_DIRECTIONS_
From the listing below, select every line where the word "help" appears.

(SOURCE DATA)

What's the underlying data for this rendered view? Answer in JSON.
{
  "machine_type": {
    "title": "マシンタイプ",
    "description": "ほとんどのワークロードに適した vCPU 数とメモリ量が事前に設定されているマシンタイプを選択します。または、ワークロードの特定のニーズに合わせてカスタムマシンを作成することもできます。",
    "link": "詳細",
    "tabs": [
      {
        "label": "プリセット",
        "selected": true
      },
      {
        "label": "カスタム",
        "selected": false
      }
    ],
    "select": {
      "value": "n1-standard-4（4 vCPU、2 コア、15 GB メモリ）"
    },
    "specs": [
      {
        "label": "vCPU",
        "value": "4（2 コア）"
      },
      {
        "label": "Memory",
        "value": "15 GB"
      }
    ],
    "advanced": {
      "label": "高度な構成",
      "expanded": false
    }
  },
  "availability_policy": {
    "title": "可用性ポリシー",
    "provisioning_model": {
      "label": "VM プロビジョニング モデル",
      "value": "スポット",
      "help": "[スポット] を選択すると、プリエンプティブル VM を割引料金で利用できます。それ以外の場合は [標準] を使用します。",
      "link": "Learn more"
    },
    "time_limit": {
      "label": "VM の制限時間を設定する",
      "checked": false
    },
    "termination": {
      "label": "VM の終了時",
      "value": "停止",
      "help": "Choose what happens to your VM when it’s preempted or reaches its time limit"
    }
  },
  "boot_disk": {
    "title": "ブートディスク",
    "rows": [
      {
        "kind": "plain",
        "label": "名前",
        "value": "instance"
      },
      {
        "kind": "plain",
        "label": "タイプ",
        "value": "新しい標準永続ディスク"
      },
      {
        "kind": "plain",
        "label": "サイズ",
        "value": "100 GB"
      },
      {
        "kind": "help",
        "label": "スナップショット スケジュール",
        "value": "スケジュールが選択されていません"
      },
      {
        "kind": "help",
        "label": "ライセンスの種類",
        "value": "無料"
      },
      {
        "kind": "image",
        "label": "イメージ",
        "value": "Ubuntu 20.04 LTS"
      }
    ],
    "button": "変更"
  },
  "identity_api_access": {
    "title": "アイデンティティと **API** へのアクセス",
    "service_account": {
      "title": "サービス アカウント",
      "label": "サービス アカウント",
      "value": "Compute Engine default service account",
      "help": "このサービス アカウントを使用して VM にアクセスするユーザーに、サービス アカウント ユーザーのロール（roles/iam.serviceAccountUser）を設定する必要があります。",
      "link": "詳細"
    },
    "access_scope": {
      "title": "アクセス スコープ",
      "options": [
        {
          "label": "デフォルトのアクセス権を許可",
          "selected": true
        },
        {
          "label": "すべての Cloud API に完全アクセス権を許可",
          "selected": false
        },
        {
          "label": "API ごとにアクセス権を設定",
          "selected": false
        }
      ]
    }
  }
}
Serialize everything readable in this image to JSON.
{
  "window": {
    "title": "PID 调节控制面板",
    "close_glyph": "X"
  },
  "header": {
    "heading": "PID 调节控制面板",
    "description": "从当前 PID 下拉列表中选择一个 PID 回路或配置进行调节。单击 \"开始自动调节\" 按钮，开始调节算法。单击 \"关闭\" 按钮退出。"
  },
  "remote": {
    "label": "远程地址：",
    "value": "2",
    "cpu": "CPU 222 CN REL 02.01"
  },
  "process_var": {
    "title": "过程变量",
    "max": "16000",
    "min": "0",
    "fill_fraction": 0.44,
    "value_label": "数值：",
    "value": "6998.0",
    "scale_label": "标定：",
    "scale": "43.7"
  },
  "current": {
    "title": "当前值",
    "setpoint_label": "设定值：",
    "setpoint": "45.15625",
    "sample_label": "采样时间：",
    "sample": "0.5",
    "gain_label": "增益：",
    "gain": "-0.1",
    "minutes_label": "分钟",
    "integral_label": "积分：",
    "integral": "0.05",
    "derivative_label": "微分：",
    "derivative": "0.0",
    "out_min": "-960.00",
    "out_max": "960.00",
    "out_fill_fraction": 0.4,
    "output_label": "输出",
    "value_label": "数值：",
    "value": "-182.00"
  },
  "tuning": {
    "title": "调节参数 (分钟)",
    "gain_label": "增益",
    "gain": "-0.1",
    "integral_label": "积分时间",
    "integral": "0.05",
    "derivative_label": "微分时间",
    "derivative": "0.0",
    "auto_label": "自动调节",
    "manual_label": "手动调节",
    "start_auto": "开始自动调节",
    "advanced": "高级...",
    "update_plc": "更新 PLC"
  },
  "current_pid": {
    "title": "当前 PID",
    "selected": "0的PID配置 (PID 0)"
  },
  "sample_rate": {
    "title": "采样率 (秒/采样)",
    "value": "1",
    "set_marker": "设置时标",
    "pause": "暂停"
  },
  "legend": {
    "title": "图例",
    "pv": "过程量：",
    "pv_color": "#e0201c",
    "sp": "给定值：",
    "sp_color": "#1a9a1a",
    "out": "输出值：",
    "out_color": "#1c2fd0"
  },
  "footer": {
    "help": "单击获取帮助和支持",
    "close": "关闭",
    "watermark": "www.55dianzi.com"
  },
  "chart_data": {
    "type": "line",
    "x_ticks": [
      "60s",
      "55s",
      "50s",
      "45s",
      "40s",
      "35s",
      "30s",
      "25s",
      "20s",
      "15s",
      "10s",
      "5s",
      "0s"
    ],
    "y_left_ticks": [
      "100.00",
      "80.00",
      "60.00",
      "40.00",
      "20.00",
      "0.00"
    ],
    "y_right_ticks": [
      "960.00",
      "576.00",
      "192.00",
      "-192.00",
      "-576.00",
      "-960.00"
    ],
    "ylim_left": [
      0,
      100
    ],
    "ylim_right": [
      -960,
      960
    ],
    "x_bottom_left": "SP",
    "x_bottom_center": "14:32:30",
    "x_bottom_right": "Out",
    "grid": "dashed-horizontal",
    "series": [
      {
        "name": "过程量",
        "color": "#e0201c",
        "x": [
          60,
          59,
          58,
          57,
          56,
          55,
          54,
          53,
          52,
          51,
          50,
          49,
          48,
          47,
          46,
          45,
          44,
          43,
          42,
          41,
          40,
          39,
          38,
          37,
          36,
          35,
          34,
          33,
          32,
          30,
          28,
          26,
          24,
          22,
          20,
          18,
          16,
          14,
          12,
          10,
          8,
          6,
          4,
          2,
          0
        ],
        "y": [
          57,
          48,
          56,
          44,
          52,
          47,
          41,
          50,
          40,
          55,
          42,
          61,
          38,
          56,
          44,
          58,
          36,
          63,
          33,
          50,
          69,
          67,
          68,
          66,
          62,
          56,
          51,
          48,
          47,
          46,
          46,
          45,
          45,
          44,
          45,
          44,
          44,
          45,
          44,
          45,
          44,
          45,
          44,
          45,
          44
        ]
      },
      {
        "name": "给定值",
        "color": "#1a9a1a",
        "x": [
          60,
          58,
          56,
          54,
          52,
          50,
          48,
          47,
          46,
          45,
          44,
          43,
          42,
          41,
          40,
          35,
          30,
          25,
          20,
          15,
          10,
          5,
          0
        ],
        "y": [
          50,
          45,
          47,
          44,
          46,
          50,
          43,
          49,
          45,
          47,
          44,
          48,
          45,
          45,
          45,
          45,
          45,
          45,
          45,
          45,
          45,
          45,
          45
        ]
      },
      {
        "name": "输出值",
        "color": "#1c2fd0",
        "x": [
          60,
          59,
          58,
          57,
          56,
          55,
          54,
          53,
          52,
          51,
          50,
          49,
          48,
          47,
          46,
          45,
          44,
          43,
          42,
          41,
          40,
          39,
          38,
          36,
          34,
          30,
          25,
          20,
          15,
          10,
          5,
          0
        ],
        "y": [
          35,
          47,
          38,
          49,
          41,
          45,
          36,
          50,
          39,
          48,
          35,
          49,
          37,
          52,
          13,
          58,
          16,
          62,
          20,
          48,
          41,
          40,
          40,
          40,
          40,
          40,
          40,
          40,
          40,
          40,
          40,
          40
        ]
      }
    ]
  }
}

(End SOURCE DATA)

_RESPONSE TO THIS EXERCISE_
      "help": "[スポット] を選択すると、プリエンプティブル VM を割引料金で利用できます。それ以外の場合は [標準] を使用します。",
      "help": "Choose what happens to your VM when it’s preempted or reaches its time limit"
        "kind": "help",
        "kind": "help",
      "help": "このサービス アカウントを使用して VM にアクセスするユーザーに、サービス アカウント ユーザーのロール（roles/iam.serviceAccountUser）を設定する必要があります。",
    "help": "单击获取帮助和支持",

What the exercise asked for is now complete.